Four top China analysts testifying this month before a key US congressional subcommittee were clear in their response to a straightforward question on whether Washington has a strategy for dealing with China's rise. No, each said in turn, there is no strategy.
The four experts are Seth Cropsey of the Hudson Institute, Andrew Erickson of the US Naval War College, Ronald O'Rourke of the Congressional Research Service and Jim Thomas of the Centre for Strategic and Budgetary Assessments. They presented their views before the subcommittee convened to consider strategic issues tied to China's modernisation of its naval forces.
Washington's broad strategic aim, since the presidency of George H. W. Bush, centres on persuading China to become a responsible stakeholder in the international system. Where this stumbles is in Beijing's notion that some of the attendant "norms" were established without its input, while others may be interpreted to its perceived disadvantage.
"Ultimately," Thomas argued in his testimony, "we need a grand strategy that thinks about the problem from an inter-agency perspective using all instruments of national power."
There is a military subset to this diplomatic challenge, prompted partly by concerns that Beijing may be threatening stability in seeking regional hegemony. This is particularly evident in a drive to establish greater control over the maritime domain encompassed by its near seas, and most recently over the skies above it.
There is no sense in mainstream American thinking that China is an inevitable enemy, though the Pentagon will certainly have prepared contingency war plans cloaked from the public domain. O'Rourke pointed out that this alone was not enough.
"You [in the House Armed Services Committee] have the option of examining classified war plans that we have for that part of the world, and you can decide whether those war plans reflect a strategy for conducting an upper-level war," he said. "But it's not just a matter of war at the high level. It's a matter of what's happening for the days we're not at war, in situations short of war that we're currently in for the East China Sea and South China Sea. And it's not clear to me that we have a strategy for that."

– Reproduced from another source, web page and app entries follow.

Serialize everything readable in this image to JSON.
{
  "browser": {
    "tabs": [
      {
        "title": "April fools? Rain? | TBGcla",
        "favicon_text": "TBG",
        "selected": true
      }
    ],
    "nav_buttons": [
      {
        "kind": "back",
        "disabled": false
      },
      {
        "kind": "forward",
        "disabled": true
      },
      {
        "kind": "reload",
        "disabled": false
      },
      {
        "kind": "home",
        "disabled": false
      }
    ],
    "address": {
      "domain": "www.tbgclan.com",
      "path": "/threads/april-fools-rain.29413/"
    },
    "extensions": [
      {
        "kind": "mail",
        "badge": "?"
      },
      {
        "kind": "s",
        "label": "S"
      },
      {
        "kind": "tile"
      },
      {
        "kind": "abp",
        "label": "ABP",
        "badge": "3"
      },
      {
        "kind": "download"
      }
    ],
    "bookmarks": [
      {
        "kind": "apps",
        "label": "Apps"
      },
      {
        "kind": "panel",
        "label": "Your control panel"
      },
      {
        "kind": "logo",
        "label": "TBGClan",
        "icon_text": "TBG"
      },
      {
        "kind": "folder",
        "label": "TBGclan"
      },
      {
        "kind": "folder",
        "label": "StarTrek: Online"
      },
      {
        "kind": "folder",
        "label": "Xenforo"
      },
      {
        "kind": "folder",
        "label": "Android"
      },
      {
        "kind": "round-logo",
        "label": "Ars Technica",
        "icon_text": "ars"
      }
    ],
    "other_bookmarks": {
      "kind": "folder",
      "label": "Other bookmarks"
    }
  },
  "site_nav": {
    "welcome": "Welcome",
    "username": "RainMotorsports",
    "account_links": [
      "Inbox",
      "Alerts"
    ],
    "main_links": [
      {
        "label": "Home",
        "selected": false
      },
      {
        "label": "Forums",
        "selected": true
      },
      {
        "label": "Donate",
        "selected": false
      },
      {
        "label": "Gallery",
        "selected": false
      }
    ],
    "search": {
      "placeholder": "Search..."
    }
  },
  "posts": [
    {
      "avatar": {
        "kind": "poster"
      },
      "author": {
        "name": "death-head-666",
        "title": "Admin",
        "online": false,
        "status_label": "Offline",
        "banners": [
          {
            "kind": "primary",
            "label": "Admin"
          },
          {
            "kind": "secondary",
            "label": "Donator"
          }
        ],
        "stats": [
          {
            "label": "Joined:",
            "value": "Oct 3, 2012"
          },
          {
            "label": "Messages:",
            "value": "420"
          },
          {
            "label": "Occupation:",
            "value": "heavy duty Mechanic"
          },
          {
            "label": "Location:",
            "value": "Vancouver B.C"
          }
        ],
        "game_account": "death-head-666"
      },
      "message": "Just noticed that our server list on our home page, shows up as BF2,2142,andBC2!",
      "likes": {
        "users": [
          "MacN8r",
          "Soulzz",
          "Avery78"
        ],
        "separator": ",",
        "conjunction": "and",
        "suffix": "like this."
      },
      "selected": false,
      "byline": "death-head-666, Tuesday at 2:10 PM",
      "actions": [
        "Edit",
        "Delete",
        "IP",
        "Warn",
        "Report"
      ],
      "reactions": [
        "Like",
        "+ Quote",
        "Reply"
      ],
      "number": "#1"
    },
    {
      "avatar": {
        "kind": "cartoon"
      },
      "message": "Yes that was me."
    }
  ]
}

Making much the same point at the operational level, Thomas advised: "We should think about presenting China with a multiplicity of problems that it would have to contemplate before it tried to undertake any form of coercion or aggression."